Excellent news about Senate reform, at least for those favoring reform, in a Greg Sargent post today:

Dems may not change the rules on the first day of the session. Rather, the aide says, they are likely to do a rules change via what’s known as overruling the chair. Democrats ask the chair for a ruling on whether it is within the rules to, say, filibuster the motion to proceed. When the chair says Yes, Dems overrule it by a simple majority vote. And so on with the other provisions.

Why is that good news?

Because it means that the Senate reformers aren’t falling for, and continuing to push, the Myth of Opening Day. Yes, one of the ways that a simple majority of Senators could possibly change the rules, notwithstanding that by those same rules it takes 67 votes, is to invent a loophole saying that you can do it by a simple majority on the first day of the Senate. And there’s nothing wrong with that method, in my view. But there are several other methods, including the one outlined in Greg’s post. The bottom line, as Greg Koger says, is that a determined majority can probably find a way to get what they want.

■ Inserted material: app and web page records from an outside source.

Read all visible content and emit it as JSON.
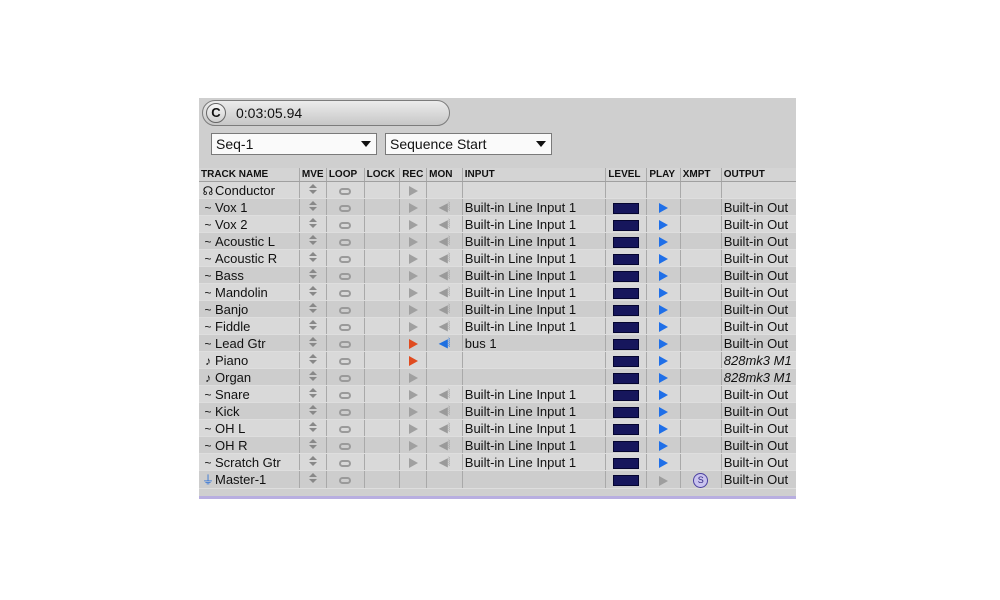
{
  "counter": {
    "button_label": "C",
    "time": "0:03:05.94"
  },
  "dropdowns": {
    "sequence": "Seq-1",
    "position": "Sequence Start"
  },
  "columns": [
    "TRACK NAME",
    "MVE",
    "LOOP",
    "LOCK",
    "REC",
    "MON",
    "INPUT",
    "LEVEL",
    "PLAY",
    "XMPT",
    "OUTPUT"
  ],
  "colors": {
    "accent_play": "#1f6fe8",
    "rec_armed": "#e04b1f",
    "monitor_on": "#1e6fe0",
    "level_meter": "#16165c"
  },
  "tracks": [
    {
      "type": "conductor",
      "type_icon": "conductor-icon",
      "name": "Conductor",
      "rec": "dim",
      "mon": "",
      "input": "",
      "level": false,
      "play": "",
      "xmpt": "",
      "output": "",
      "output_italic": false
    },
    {
      "type": "audio",
      "type_icon": "audio-track-icon",
      "name": "Vox 1",
      "rec": "dim",
      "mon": "off",
      "input": "Built-in Line Input 1",
      "level": true,
      "play": "on",
      "xmpt": "",
      "output": "Built-in Out",
      "output_italic": false
    },
    {
      "type": "audio",
      "type_icon": "audio-track-icon",
      "name": "Vox 2",
      "rec": "dim",
      "mon": "off",
      "input": "Built-in Line Input 1",
      "level": true,
      "play": "on",
      "xmpt": "",
      "output": "Built-in Out",
      "output_italic": false
    },
    {
      "type": "audio",
      "type_icon": "audio-track-icon",
      "name": "Acoustic L",
      "rec": "dim",
      "mon": "off",
      "input": "Built-in Line Input 1",
      "level": true,
      "play": "on",
      "xmpt": "",
      "output": "Built-in Out",
      "output_italic": false
    },
    {
      "type": "audio",
      "type_icon": "audio-track-icon",
      "name": "Acoustic R",
      "rec": "dim",
      "mon": "off",
      "input": "Built-in Line Input 1",
      "level": true,
      "play": "on",
      "xmpt": "",
      "output": "Built-in Out",
      "output_italic": false
    },
    {
      "type": "audio",
      "type_icon": "audio-track-icon",
      "name": "Bass",
      "rec": "dim",
      "mon": "off",
      "input": "Built-in Line Input 1",
      "level": true,
      "play": "on",
      "xmpt": "",
      "output": "Built-in Out",
      "output_italic": false
    },
    {
      "type": "audio",
      "type_icon": "audio-track-icon",
      "name": "Mandolin",
      "rec": "dim",
      "mon": "off",
      "input": "Built-in Line Input 1",
      "level": true,
      "play": "on",
      "xmpt": "",
      "output": "Built-in Out",
      "output_italic": false
    },
    {
      "type": "audio",
      "type_icon": "audio-track-icon",
      "name": "Banjo",
      "rec": "dim",
      "mon": "off",
      "input": "Built-in Line Input 1",
      "level": true,
      "play": "on",
      "xmpt": "",
      "output": "Built-in Out",
      "output_italic": false
    },
    {
      "type": "audio",
      "type_icon": "audio-track-icon",
      "name": "Fiddle",
      "rec": "dim",
      "mon": "off",
      "input": "Built-in Line Input 1",
      "level": true,
      "play": "on",
      "xmpt": "",
      "output": "Built-in Out",
      "output_italic": false
    },
    {
      "type": "audio",
      "type_icon": "audio-track-icon",
      "name": "Lead Gtr",
      "rec": "armed",
      "mon": "on",
      "input": "bus 1",
      "level": true,
      "play": "on",
      "xmpt": "",
      "output": "Built-in Out",
      "output_italic": false
    },
    {
      "type": "midi",
      "type_icon": "midi-note-icon",
      "name": "Piano",
      "rec": "armed",
      "mon": "",
      "input": "",
      "level": true,
      "play": "on",
      "xmpt": "",
      "output": "828mk3 M1",
      "output_italic": true
    },
    {
      "type": "midi",
      "type_icon": "midi-note-icon",
      "name": "Organ",
      "rec": "dim",
      "mon": "",
      "input": "",
      "level": true,
      "play": "on",
      "xmpt": "",
      "output": "828mk3 M1",
      "output_italic": true
    },
    {
      "type": "audio",
      "type_icon": "audio-track-icon",
      "name": "Snare",
      "rec": "dim",
      "mon": "off",
      "input": "Built-in Line Input 1",
      "level": true,
      "play": "on",
      "xmpt": "",
      "output": "Built-in Out",
      "output_italic": false
    },
    {
      "type": "audio",
      "type_icon": "audio-track-icon",
      "name": "Kick",
      "rec": "dim",
      "mon": "off",
      "input": "Built-in Line Input 1",
      "level": true,
      "play": "on",
      "xmpt": "",
      "output": "Built-in Out",
      "output_italic": false
    },
    {
      "type": "audio",
      "type_icon": "audio-track-icon",
      "name": "OH L",
      "rec": "dim",
      "mon": "off",
      "input": "Built-in Line Input 1",
      "level": true,
      "play": "on",
      "xmpt": "",
      "output": "Built-in Out",
      "output_italic": false
    },
    {
      "type": "audio",
      "type_icon": "audio-track-icon",
      "name": "OH R",
      "rec": "dim",
      "mon": "off",
      "input": "Built-in Line Input 1",
      "level": true,
      "play": "on",
      "xmpt": "",
      "output": "Built-in Out",
      "output_italic": false
    },
    {
      "type": "audio",
      "type_icon": "audio-track-icon",
      "name": "Scratch Gtr",
      "rec": "dim",
      "mon": "off",
      "input": "Built-in Line Input 1",
      "level": true,
      "play": "on",
      "xmpt": "",
      "output": "Built-in Out",
      "output_italic": false
    },
    {
      "type": "master",
      "type_icon": "master-fader-icon",
      "name": "Master-1",
      "rec": "",
      "mon": "",
      "input": "",
      "level": true,
      "play": "dim",
      "xmpt": "S",
      "output": "Built-in Out",
      "output_italic": false
    }
  ]
}
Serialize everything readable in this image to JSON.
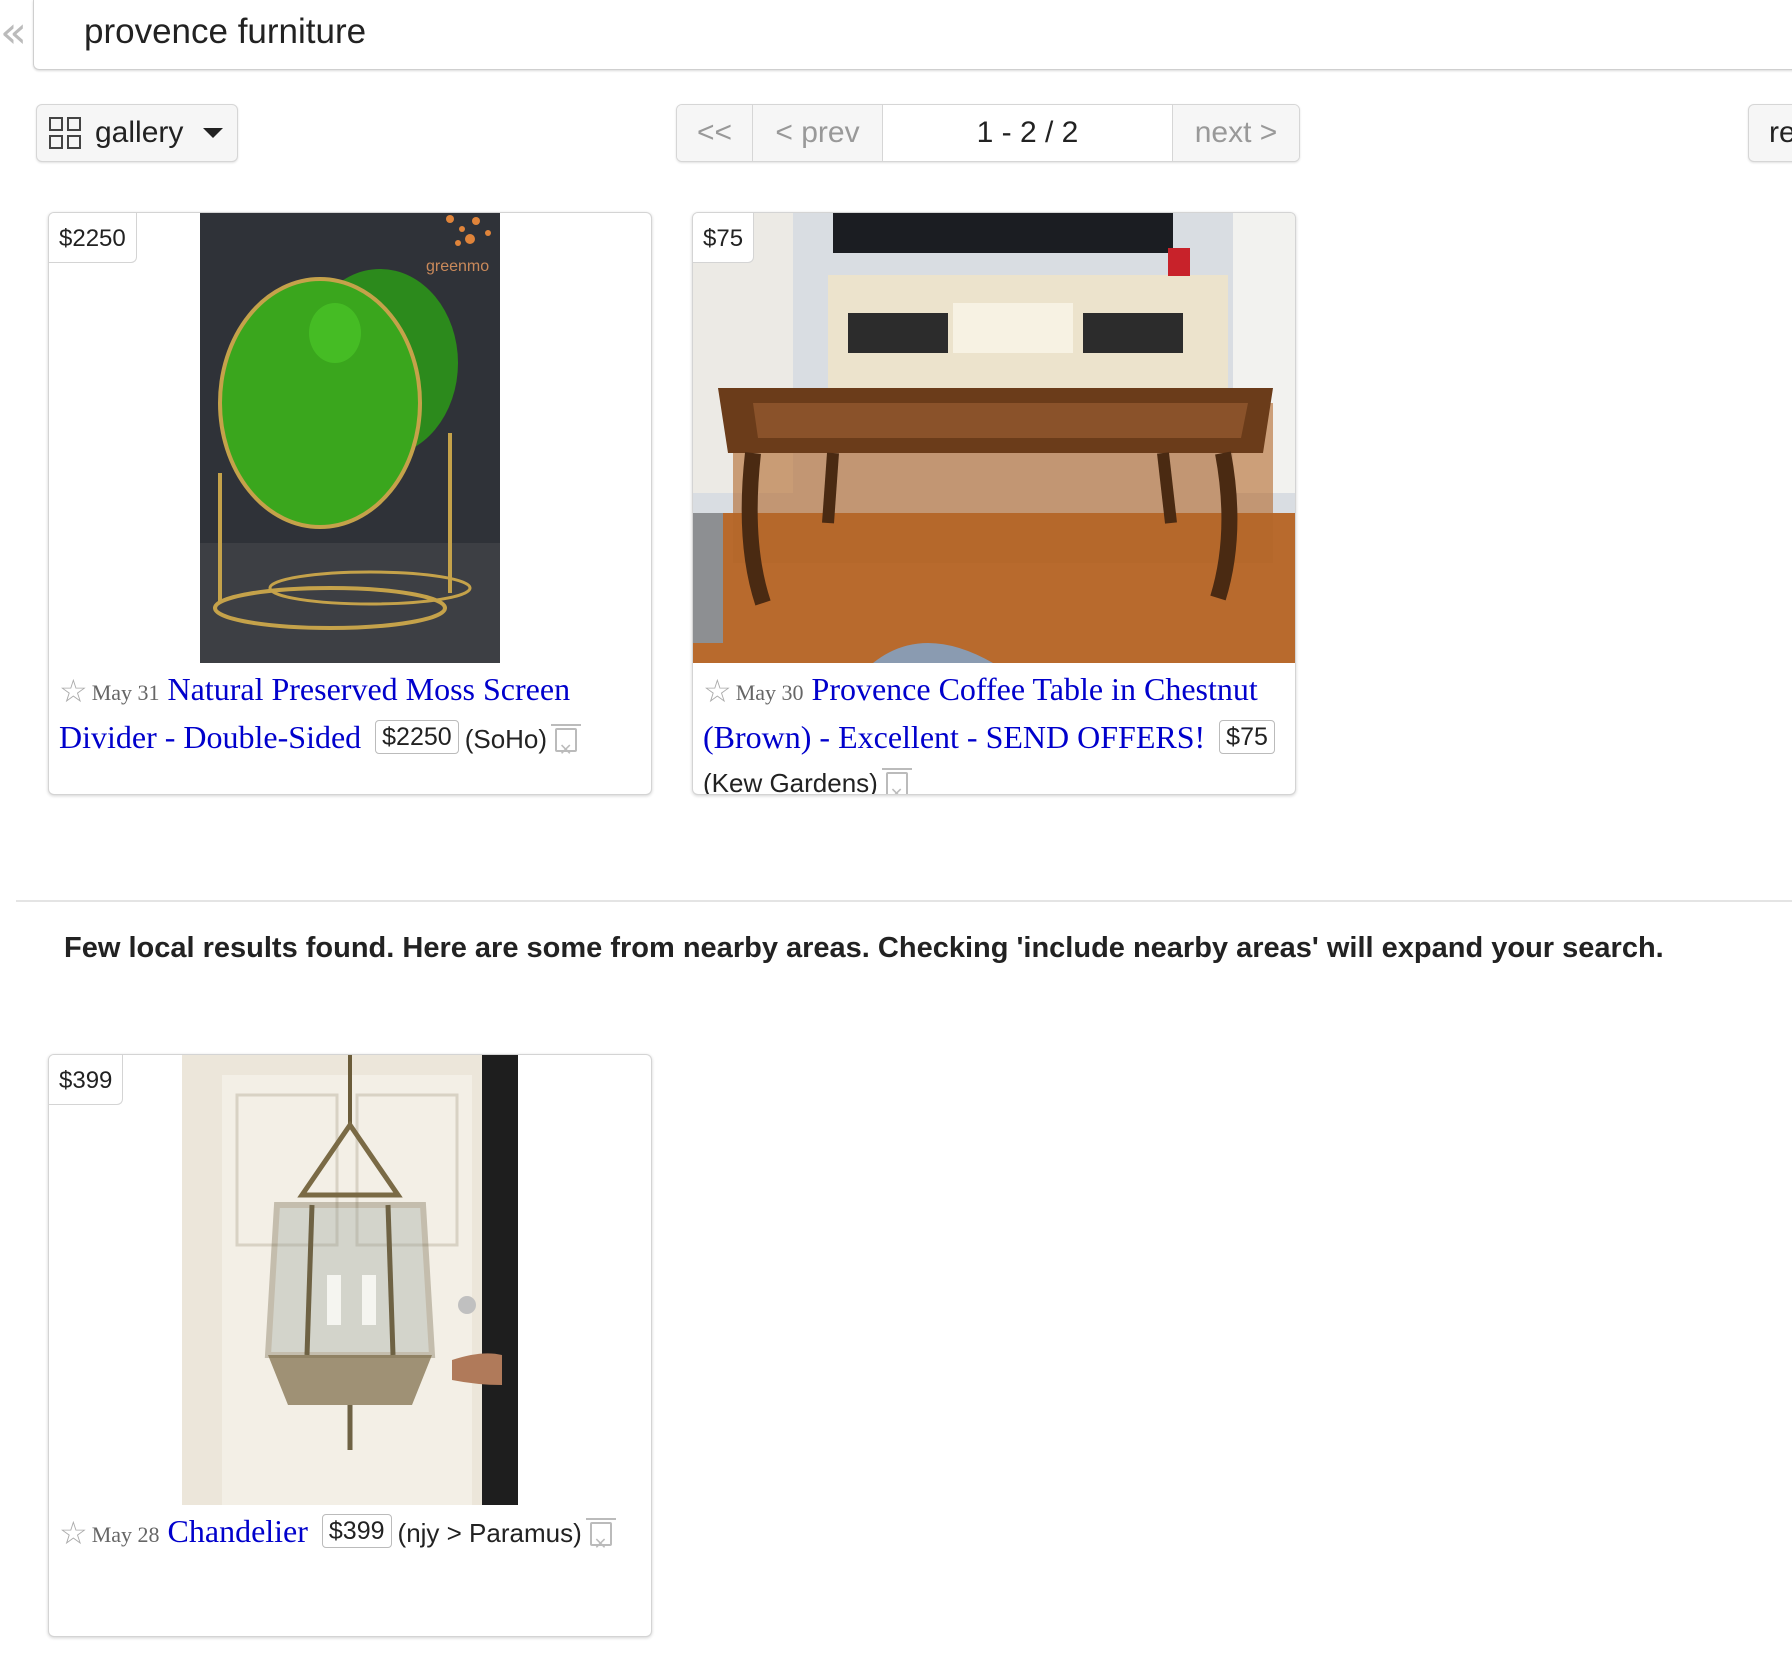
{
  "search": {
    "value": "provence furniture",
    "collapse_label": "«"
  },
  "toolbar": {
    "view_label": "gallery",
    "pager": {
      "first": "<<",
      "prev": "< prev",
      "range": "1 - 2 / 2",
      "next": "next >"
    },
    "right_button_label": "re"
  },
  "results": [
    {
      "price_tag": "$2250",
      "date": "May 31",
      "title": "Natural Preserved Moss Screen Divider - Double-Sided",
      "price": "$2250",
      "hood": "(SoHo)",
      "brand_text": "greenmo"
    },
    {
      "price_tag": "$75",
      "date": "May 30",
      "title": "Provence Coffee Table in Chestnut (Brown) - Excellent - SEND OFFERS!",
      "price": "$75",
      "hood": "(Kew Gardens)"
    }
  ],
  "nearby_message": "Few local results found. Here are some from nearby areas. Checking 'include nearby areas' will expand your search.",
  "nearby_results": [
    {
      "price_tag": "$399",
      "date": "May 28",
      "title": "Chandelier",
      "price": "$399",
      "hood": "(njy > Paramus)"
    }
  ],
  "icons": {
    "star": "star-icon",
    "hide": "trash-hide-icon",
    "view": "grid-icon",
    "dropdown": "caret-down-icon"
  }
}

My problem isn’t with using the first day of the Congress; it’s with buying into the Myth of Opening Day, the idea that it’s the only option. Because then if you don’t do it — or if you want another bite at the apple — you don’t have a backup option.

And the one thing that reformers shouldn’t be doing is closing off any options. What they’re trying to do is hard. Even for outsiders who don’t have to worry about wrangling votes, finding a set of rules which would end the 60 vote Senate without turning the Senate into the House — that is, into a chamber where all that really matters is the majority party structure.

It makes sense, of course, to set the chamber rules at the beginning of a Congress, at least normally. But the whole problem reformers are dealing with — especially moderate reformers who want to preserve individual Senator influence — is that Republicans aren’t likely to respect norms, and are instead likely to exploit whatever loopholes they can find. Which is their right — but in return, Democrats really have to leave all of their own loopholes open.

Including those that allow them to go back and get it right if the first try doesn’t work.

[Cross-posted at A plain blog about politics]

Jonathan Bernstein

Jonathan Bernstein is a political scientist who writes about American politics, especially the presidency, Congress, parties, and elections.